Story continued from here.
“—and what about your own?”
I realize Mr. Baecker’s been speaking to me. He’s guiding us through the station, away from the platform. I guess I won’t be leaping back onto the train.
“Excuse me. I’m sorry,” I stammer. “I must be more tired than I thought.”
“Understandable,” he says. “I was asking about your family.”
“Dead.” It’s best to say it bluntly. That way, the hurt that shoots through me comes fast, hard and short instead of slow and seeping. “They died of typhoid last year.”
It was three months with no word, no response to my packages and no acknowledgement of the cash, before I finally got word from a neighbor. By that time… by after the first month, really… I suppose I already knew the truth in the bottom of my stomach. Knew it like you know when you’re eaten a piece of bad meat, even before it sends you running for the privy.
I’m about to ask Mr. Baecker about his own family when we step out of the station and toward town. It’s my first real view of Frank and it’s like nothing I expected. I should have learned better on the train ride. I should have looked out the window at those tiny mining towns we passed yesterday — toeholds on mountainsides — and known I was going to one just like them. It was the name that mislead me, I suppose. A civilized man’s name. That, and a soap bubble of romantic hope in the back of my mind that glistened with a wildflower meadow, a creek, green fields like those I remembered from when I was small.

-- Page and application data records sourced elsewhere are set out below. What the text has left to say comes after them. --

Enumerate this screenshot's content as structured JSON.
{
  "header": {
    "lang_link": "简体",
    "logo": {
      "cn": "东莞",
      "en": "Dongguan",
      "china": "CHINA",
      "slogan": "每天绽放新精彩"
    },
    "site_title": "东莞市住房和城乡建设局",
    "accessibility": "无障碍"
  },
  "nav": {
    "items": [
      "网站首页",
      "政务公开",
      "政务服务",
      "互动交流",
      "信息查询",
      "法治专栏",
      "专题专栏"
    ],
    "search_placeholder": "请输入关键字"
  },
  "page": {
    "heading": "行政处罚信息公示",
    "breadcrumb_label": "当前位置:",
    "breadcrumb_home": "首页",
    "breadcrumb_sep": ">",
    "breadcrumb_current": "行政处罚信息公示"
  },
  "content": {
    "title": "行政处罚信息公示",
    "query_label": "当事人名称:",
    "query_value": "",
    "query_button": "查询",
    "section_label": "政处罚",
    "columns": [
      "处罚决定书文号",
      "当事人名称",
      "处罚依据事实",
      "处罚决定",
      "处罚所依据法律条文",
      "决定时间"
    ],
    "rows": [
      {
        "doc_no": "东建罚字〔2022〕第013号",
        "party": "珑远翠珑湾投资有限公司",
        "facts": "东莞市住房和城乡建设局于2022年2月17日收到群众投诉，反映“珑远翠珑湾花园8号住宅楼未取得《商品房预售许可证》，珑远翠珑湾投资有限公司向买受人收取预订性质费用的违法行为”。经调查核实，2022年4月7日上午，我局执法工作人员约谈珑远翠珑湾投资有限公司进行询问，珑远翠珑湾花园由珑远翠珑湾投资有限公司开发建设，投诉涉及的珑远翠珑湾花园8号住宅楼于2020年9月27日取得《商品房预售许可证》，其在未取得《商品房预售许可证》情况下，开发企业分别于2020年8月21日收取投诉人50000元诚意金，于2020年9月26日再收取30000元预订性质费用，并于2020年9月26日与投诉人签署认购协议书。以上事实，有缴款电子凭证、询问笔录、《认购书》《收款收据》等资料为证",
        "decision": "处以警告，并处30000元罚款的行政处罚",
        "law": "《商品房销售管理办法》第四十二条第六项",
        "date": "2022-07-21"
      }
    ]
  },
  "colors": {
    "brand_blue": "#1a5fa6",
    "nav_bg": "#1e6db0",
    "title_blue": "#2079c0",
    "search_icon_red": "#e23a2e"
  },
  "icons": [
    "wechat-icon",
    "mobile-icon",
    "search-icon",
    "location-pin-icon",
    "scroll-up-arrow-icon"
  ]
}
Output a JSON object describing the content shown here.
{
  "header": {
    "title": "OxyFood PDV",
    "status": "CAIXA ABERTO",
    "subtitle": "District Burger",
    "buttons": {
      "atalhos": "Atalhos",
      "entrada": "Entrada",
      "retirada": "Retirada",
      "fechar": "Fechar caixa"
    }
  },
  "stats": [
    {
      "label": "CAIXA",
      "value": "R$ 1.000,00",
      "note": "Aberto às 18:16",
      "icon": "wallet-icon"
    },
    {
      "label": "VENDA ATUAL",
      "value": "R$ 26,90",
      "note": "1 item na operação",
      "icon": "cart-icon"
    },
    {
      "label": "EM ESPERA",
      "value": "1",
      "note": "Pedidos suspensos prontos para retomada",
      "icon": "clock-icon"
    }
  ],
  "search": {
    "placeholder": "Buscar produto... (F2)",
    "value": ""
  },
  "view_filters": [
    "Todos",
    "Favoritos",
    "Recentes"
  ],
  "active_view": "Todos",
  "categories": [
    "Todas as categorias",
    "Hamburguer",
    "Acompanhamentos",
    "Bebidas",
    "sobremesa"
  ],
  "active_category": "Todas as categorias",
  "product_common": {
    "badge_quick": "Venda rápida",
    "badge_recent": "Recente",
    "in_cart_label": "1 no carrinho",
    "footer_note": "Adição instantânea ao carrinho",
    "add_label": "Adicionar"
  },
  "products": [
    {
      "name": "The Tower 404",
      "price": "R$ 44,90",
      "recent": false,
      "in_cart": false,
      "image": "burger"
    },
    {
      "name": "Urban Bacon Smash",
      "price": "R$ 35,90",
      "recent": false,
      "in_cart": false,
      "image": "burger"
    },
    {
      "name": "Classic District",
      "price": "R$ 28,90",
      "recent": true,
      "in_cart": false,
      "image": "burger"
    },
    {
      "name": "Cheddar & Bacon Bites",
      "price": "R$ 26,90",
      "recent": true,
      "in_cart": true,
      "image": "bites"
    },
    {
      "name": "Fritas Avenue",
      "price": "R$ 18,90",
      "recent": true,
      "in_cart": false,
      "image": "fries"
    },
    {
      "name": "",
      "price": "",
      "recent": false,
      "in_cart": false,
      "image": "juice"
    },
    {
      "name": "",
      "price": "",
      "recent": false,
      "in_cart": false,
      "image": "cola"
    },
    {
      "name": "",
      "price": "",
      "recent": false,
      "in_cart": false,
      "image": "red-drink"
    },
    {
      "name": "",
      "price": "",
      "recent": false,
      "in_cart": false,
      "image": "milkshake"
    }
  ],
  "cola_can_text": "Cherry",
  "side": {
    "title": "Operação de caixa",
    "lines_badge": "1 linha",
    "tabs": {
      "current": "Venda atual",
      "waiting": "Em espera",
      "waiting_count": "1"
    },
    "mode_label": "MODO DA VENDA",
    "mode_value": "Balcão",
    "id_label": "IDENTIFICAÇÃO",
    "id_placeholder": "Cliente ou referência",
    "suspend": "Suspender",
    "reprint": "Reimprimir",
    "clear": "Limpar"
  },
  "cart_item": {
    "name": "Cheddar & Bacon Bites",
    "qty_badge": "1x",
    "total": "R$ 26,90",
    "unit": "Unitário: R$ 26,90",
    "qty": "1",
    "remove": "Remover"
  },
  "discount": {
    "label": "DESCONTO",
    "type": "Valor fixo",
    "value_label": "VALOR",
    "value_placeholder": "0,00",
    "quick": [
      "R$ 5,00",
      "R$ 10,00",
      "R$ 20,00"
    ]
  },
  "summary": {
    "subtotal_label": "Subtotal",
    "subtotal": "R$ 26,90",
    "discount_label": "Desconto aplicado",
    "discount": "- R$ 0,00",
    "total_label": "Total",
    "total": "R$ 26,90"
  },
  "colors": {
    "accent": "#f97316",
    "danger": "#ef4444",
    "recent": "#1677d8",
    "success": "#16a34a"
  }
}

Now, with my first look, that bubble bursts. I can almost hear it pop. Frank is brown, and pocked, and divided into rows of greying miners’ huts in perfectly symmetrical lines between mud-streaked streets. Each hut is propped by an identical set of wood plank stairs and topped with the same brown chimney. There are only a few larger buildings off to one side. I suppose one of those must be the boarding house.
Mr. Baecker is watching me again, reading my face.